** WORK ITEM **
All entries below are to be copied precisely as they appear.

======== EXTRACTED MATERIAL

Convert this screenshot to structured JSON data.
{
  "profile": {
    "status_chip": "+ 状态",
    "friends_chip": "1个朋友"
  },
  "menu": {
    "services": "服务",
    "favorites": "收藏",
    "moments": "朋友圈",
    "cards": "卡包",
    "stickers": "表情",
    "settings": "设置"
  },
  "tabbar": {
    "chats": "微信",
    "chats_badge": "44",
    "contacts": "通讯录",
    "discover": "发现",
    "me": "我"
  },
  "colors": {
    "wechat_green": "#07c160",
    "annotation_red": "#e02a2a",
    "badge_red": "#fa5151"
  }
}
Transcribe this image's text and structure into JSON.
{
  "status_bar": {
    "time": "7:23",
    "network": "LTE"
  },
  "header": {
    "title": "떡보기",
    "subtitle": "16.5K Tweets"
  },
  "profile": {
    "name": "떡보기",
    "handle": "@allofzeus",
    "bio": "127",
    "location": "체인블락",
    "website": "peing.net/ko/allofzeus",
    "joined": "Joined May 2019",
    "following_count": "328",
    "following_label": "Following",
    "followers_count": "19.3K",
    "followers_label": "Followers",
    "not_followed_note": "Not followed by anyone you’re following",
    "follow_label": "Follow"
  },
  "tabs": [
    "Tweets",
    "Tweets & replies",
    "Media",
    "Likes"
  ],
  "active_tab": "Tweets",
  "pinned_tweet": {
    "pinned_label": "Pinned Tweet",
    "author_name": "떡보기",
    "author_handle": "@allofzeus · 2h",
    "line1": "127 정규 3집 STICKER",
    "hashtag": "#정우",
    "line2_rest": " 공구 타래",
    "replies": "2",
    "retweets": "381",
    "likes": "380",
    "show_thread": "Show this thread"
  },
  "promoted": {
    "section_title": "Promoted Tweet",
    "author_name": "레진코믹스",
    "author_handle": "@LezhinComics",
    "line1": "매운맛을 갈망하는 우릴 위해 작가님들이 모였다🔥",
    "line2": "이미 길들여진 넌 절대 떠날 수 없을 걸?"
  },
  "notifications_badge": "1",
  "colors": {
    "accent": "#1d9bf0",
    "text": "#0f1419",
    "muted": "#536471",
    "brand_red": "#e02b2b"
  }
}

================

** RESPONSE TO THE TASK **
Convert this screenshot to structured JSON data.
{
  "profile": {
    "status_chip": "+ 状态",
    "friends_chip": "1个朋友"
  },
  "menu": {
    "services": "服务",
    "favorites": "收藏",
    "moments": "朋友圈",
    "cards": "卡包",
    "stickers": "表情",
    "settings": "设置"
  },
  "tabbar": {
    "chats": "微信",
    "chats_badge": "44",
    "contacts": "通讯录",
    "discover": "发现",
    "me": "我"
  },
  "colors": {
    "wechat_green": "#07c160",
    "annotation_red": "#e02a2a",
    "badge_red": "#fa5151"
  }
}
Transcribe this image's text and structure into JSON.
{
  "status_bar": {
    "time": "7:23",
    "network": "LTE"
  },
  "header": {
    "title": "떡보기",
    "subtitle": "16.5K Tweets"
  },
  "profile": {
    "name": "떡보기",
    "handle": "@allofzeus",
    "bio": "127",
    "location": "체인블락",
    "website": "peing.net/ko/allofzeus",
    "joined": "Joined May 2019",
    "following_count": "328",
    "following_label": "Following",
    "followers_count": "19.3K",
    "followers_label": "Followers",
    "not_followed_note": "Not followed by anyone you’re following",
    "follow_label": "Follow"
  },
  "tabs": [
    "Tweets",
    "Tweets & replies",
    "Media",
    "Likes"
  ],
  "active_tab": "Tweets",
  "pinned_tweet": {
    "pinned_label": "Pinned Tweet",
    "author_name": "떡보기",
    "author_handle": "@allofzeus · 2h",
    "line1": "127 정규 3집 STICKER",
    "hashtag": "#정우",
    "line2_rest": " 공구 타래",
    "replies": "2",
    "retweets": "381",
    "likes": "380",
    "show_thread": "Show this thread"
  },
  "promoted": {
    "section_title": "Promoted Tweet",
    "author_name": "레진코믹스",
    "author_handle": "@LezhinComics",
    "line1": "매운맛을 갈망하는 우릴 위해 작가님들이 모였다🔥",
    "line2": "이미 길들여진 넌 절대 떠날 수 없을 걸?"
  },
  "notifications_badge": "1",
  "colors": {
    "accent": "#1d9bf0",
    "text": "#0f1419",
    "muted": "#536471",
    "brand_red": "#e02b2b"
  }
}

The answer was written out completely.